**Input data**
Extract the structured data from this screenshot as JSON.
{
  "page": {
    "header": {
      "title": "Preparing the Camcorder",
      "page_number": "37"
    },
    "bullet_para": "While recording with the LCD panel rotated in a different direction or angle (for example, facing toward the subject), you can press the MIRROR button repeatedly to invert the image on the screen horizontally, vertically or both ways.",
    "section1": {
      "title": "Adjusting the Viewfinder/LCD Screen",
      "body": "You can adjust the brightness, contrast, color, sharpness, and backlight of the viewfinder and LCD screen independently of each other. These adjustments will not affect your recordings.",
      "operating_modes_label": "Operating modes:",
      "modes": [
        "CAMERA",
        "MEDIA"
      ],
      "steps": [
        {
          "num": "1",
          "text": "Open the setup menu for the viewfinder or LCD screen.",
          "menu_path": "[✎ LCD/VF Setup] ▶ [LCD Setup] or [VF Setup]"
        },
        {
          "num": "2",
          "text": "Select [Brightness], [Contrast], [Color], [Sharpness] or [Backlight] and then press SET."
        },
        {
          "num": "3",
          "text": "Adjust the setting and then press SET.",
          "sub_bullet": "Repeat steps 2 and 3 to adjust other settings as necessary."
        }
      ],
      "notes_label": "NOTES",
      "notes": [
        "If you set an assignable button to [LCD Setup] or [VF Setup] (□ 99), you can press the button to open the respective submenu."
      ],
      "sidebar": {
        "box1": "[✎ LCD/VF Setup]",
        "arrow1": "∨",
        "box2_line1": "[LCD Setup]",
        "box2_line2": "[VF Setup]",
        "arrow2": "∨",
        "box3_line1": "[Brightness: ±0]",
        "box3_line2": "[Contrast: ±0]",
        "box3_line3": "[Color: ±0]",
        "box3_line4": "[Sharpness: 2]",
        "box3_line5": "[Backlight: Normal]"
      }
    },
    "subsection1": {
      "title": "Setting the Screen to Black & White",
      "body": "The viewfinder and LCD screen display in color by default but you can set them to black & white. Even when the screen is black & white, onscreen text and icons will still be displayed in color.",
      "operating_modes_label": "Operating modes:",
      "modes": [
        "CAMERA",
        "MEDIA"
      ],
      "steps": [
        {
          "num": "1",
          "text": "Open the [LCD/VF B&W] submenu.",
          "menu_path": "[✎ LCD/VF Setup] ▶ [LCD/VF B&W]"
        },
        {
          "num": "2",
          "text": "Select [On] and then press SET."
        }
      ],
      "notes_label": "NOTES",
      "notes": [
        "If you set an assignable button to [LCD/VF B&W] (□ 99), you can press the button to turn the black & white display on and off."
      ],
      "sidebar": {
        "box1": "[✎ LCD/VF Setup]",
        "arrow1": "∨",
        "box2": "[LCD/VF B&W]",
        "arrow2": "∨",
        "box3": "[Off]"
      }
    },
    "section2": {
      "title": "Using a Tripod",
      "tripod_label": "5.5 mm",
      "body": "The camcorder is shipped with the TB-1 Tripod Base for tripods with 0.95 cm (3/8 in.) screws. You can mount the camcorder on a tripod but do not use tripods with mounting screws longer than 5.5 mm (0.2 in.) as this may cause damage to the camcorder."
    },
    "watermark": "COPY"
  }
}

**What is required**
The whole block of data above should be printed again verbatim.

**Result of the task**
Extract the structured data from this screenshot as JSON.
{
  "page": {
    "header": {
      "title": "Preparing the Camcorder",
      "page_number": "37"
    },
    "bullet_para": "While recording with the LCD panel rotated in a different direction or angle (for example, facing toward the subject), you can press the MIRROR button repeatedly to invert the image on the screen horizontally, vertically or both ways.",
    "section1": {
      "title": "Adjusting the Viewfinder/LCD Screen",
      "body": "You can adjust the brightness, contrast, color, sharpness, and backlight of the viewfinder and LCD screen independently of each other. These adjustments will not affect your recordings.",
      "operating_modes_label": "Operating modes:",
      "modes": [
        "CAMERA",
        "MEDIA"
      ],
      "steps": [
        {
          "num": "1",
          "text": "Open the setup menu for the viewfinder or LCD screen.",
          "menu_path": "[✎ LCD/VF Setup] ▶ [LCD Setup] or [VF Setup]"
        },
        {
          "num": "2",
          "text": "Select [Brightness], [Contrast], [Color], [Sharpness] or [Backlight] and then press SET."
        },
        {
          "num": "3",
          "text": "Adjust the setting and then press SET.",
          "sub_bullet": "Repeat steps 2 and 3 to adjust other settings as necessary."
        }
      ],
      "notes_label": "NOTES",
      "notes": [
        "If you set an assignable button to [LCD Setup] or [VF Setup] (□ 99), you can press the button to open the respective submenu."
      ],
      "sidebar": {
        "box1": "[✎ LCD/VF Setup]",
        "arrow1": "∨",
        "box2_line1": "[LCD Setup]",
        "box2_line2": "[VF Setup]",
        "arrow2": "∨",
        "box3_line1": "[Brightness: ±0]",
        "box3_line2": "[Contrast: ±0]",
        "box3_line3": "[Color: ±0]",
        "box3_line4": "[Sharpness: 2]",
        "box3_line5": "[Backlight: Normal]"
      }
    },
    "subsection1": {
      "title": "Setting the Screen to Black & White",
      "body": "The viewfinder and LCD screen display in color by default but you can set them to black & white. Even when the screen is black & white, onscreen text and icons will still be displayed in color.",
      "operating_modes_label": "Operating modes:",
      "modes": [
        "CAMERA",
        "MEDIA"
      ],
      "steps": [
        {
          "num": "1",
          "text": "Open the [LCD/VF B&W] submenu.",
          "menu_path": "[✎ LCD/VF Setup] ▶ [LCD/VF B&W]"
        },
        {
          "num": "2",
          "text": "Select [On] and then press SET."
        }
      ],
      "notes_label": "NOTES",
      "notes": [
        "If you set an assignable button to [LCD/VF B&W] (□ 99), you can press the button to turn the black & white display on and off."
      ],
      "sidebar": {
        "box1": "[✎ LCD/VF Setup]",
        "arrow1": "∨",
        "box2": "[LCD/VF B&W]",
        "arrow2": "∨",
        "box3": "[Off]"
      }
    },
    "section2": {
      "title": "Using a Tripod",
      "tripod_label": "5.5 mm",
      "body": "The camcorder is shipped with the TB-1 Tripod Base for tripods with 0.95 cm (3/8 in.) screws. You can mount the camcorder on a tripod but do not use tripods with mounting screws longer than 5.5 mm (0.2 in.) as this may cause damage to the camcorder."
    },
    "watermark": "COPY"
  }
}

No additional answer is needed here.